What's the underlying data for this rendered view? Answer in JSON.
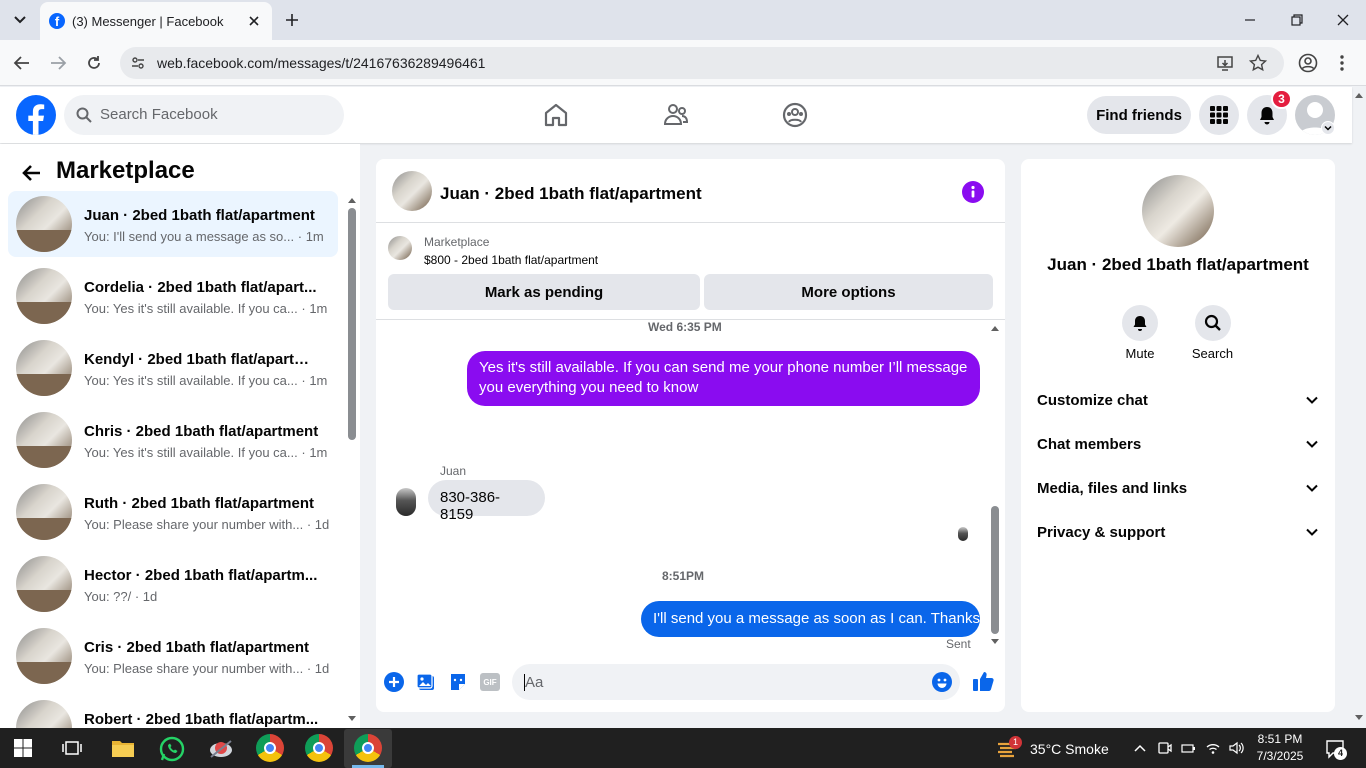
{
  "browser": {
    "tab_title": "(3) Messenger | Facebook",
    "url": "web.facebook.com/messages/t/24167636289496461"
  },
  "header": {
    "search_placeholder": "Search Facebook",
    "find_friends": "Find friends",
    "notification_count": "3"
  },
  "sidebar": {
    "title": "Marketplace",
    "conversations": [
      {
        "name": "Juan · 2bed 1bath flat/apartment",
        "preview": "You: I'll send you a message as so...",
        "time": "· 1m"
      },
      {
        "name": "Cordelia · 2bed 1bath flat/apart...",
        "preview": "You: Yes it's still available. If you ca...",
        "time": "· 1m"
      },
      {
        "name": "Kendyl · 2bed 1bath flat/apartm...",
        "preview": "You: Yes it's still available. If you ca...",
        "time": "· 1m"
      },
      {
        "name": "Chris · 2bed 1bath flat/apartment",
        "preview": "You: Yes it's still available. If you ca...",
        "time": "· 1m"
      },
      {
        "name": "Ruth · 2bed 1bath flat/apartment",
        "preview": "You: Please share your number with...",
        "time": "· 1d"
      },
      {
        "name": "Hector · 2bed 1bath flat/apartm...",
        "preview": "You: ??/",
        "time": "· 1d"
      },
      {
        "name": "Cris · 2bed 1bath flat/apartment",
        "preview": "You: Please share your number with...",
        "time": "· 1d"
      },
      {
        "name": "Robert · 2bed 1bath flat/apartm...",
        "preview": "",
        "time": ""
      }
    ]
  },
  "chat": {
    "title": "Juan · 2bed 1bath flat/apartment",
    "listing_source": "Marketplace",
    "listing_title": "$800 - 2bed 1bath flat/apartment",
    "mark_pending": "Mark as pending",
    "more_options": "More options",
    "time1": "Wed 6:35 PM",
    "msg1": "Yes it's still available. If you can send me your phone number I’ll message you everything you need to know",
    "sender_name": "Juan",
    "msg2": "830-386-8159",
    "time2": "8:51PM",
    "msg3": "I'll send you a message as soon as I can. Thanks",
    "status": "Sent",
    "input_placeholder": "Aa",
    "gif_label": "GIF"
  },
  "details": {
    "name": "Juan · 2bed 1bath flat/apartment",
    "mute": "Mute",
    "search": "Search",
    "options": [
      "Customize chat",
      "Chat members",
      "Media, files and links",
      "Privacy & support"
    ]
  },
  "taskbar": {
    "temperature": "35°C",
    "weather": "Smoke",
    "time": "8:51 PM",
    "date": "7/3/2025",
    "weather_badge": "1",
    "notif_count": "4"
  },
  "colors": {
    "messenger_purple": "#8a0cf0",
    "messenger_blue": "#0a66ea",
    "fb_blue": "#0866ff"
  }
}
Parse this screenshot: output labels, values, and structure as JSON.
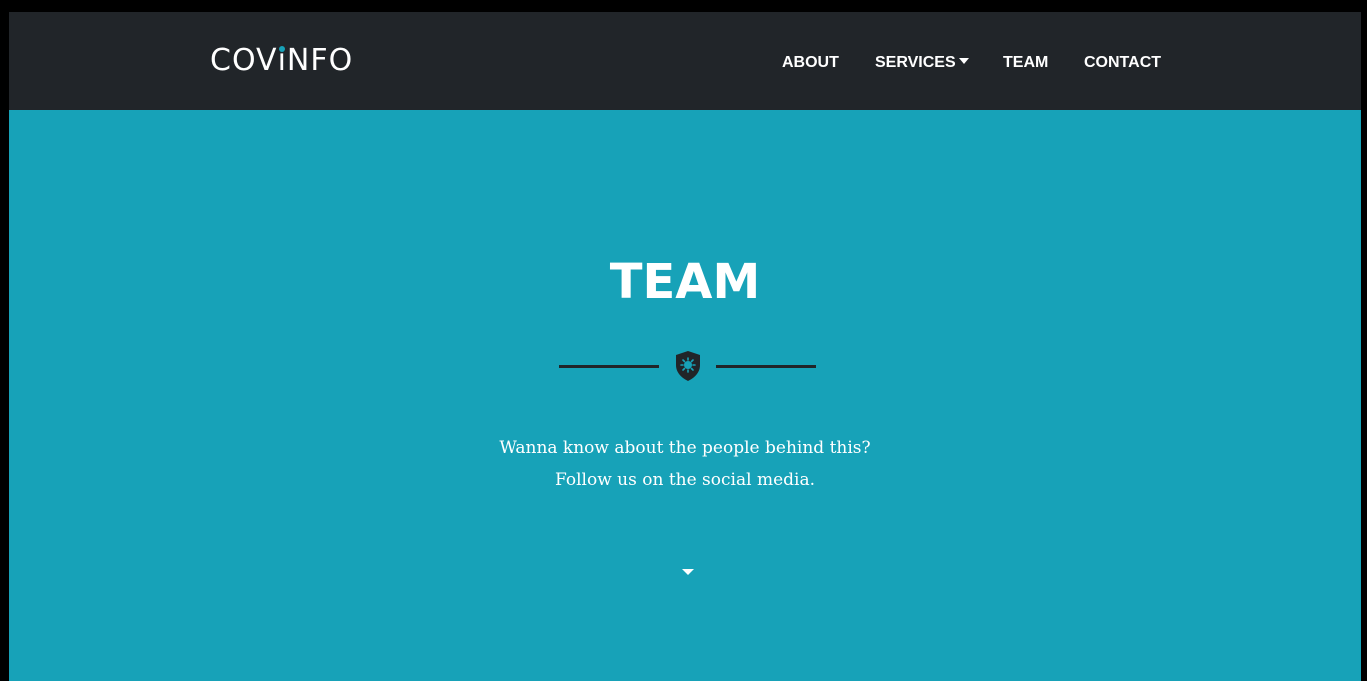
{
  "colors": {
    "navbar_bg": "#212529",
    "hero_bg": "#17a2b8",
    "text": "#ffffff",
    "accent": "#17a2b8",
    "divider": "#212529"
  },
  "navbar": {
    "brand": {
      "before": "COV",
      "i": "ı",
      "after": "NFO"
    },
    "links": [
      {
        "label": "ABOUT"
      },
      {
        "label": "SERVICES",
        "icon": "caret-down-icon"
      },
      {
        "label": "TEAM"
      },
      {
        "label": "CONTACT"
      }
    ]
  },
  "hero": {
    "title": "TEAM",
    "divider_icon": "virus-shield-icon",
    "lines": [
      "Wanna know about the people behind this?",
      "Follow us on the social media."
    ],
    "scroll_icon": "caret-down-icon"
  }
}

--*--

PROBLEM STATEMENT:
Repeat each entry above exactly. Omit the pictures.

ANSWER TO THIS EXERCISE:
What's the underlying data for this rendered view? Answer in JSON.
{
  "browser": {
    "tab_title": "(3) Messenger | Facebook",
    "url": "web.facebook.com/messages/t/24167636289496461"
  },
  "header": {
    "search_placeholder": "Search Facebook",
    "find_friends": "Find friends",
    "notification_count": "3"
  },
  "sidebar": {
    "title": "Marketplace",
    "conversations": [
      {
        "name": "Juan · 2bed 1bath flat/apartment",
        "preview": "You: I'll send you a message as so...",
        "time": "· 1m"
      },
      {
        "name": "Cordelia · 2bed 1bath flat/apart...",
        "preview": "You: Yes it's still available. If you ca...",
        "time": "· 1m"
      },
      {
        "name": "Kendyl · 2bed 1bath flat/apartm...",
        "preview": "You: Yes it's still available. If you ca...",
        "time": "· 1m"
      },
      {
        "name": "Chris · 2bed 1bath flat/apartment",
        "preview": "You: Yes it's still available. If you ca...",
        "time": "· 1m"
      },
      {
        "name": "Ruth · 2bed 1bath flat/apartment",
        "preview": "You: Please share your number with...",
        "time": "· 1d"
      },
      {
        "name": "Hector · 2bed 1bath flat/apartm...",
        "preview": "You: ??/",
        "time": "· 1d"
      },
      {
        "name": "Cris · 2bed 1bath flat/apartment",
        "preview": "You: Please share your number with...",
        "time": "· 1d"
      },
      {
        "name": "Robert · 2bed 1bath flat/apartm...",
        "preview": "",
        "time": ""
      }
    ]
  },
  "chat": {
    "title": "Juan · 2bed 1bath flat/apartment",
    "listing_source": "Marketplace",
    "listing_title": "$800 - 2bed 1bath flat/apartment",
    "mark_pending": "Mark as pending",
    "more_options": "More options",
    "time1": "Wed 6:35 PM",
    "msg1": "Yes it's still available. If you can send me your phone number I’ll message you everything you need to know",
    "sender_name": "Juan",
    "msg2": "830-386-8159",
    "time2": "8:51PM",
    "msg3": "I'll send you a message as soon as I can. Thanks",
    "status": "Sent",
    "input_placeholder": "Aa",
    "gif_label": "GIF"
  },
  "details": {
    "name": "Juan · 2bed 1bath flat/apartment",
    "mute": "Mute",
    "search": "Search",
    "options": [
      "Customize chat",
      "Chat members",
      "Media, files and links",
      "Privacy & support"
    ]
  },
  "taskbar": {
    "temperature": "35°C",
    "weather": "Smoke",
    "time": "8:51 PM",
    "date": "7/3/2025",
    "weather_badge": "1",
    "notif_count": "4"
  },
  "colors": {
    "messenger_purple": "#8a0cf0",
    "messenger_blue": "#0a66ea",
    "fb_blue": "#0866ff"
  }
}
Parse this screenshot: output labels, values, and structure as JSON.
{
  "colors": {
    "navbar_bg": "#212529",
    "hero_bg": "#17a2b8",
    "text": "#ffffff",
    "accent": "#17a2b8",
    "divider": "#212529"
  },
  "navbar": {
    "brand": {
      "before": "COV",
      "i": "ı",
      "after": "NFO"
    },
    "links": [
      {
        "label": "ABOUT"
      },
      {
        "label": "SERVICES",
        "icon": "caret-down-icon"
      },
      {
        "label": "TEAM"
      },
      {
        "label": "CONTACT"
      }
    ]
  },
  "hero": {
    "title": "TEAM",
    "divider_icon": "virus-shield-icon",
    "lines": [
      "Wanna know about the people behind this?",
      "Follow us on the social media."
    ],
    "scroll_icon": "caret-down-icon"
  }
}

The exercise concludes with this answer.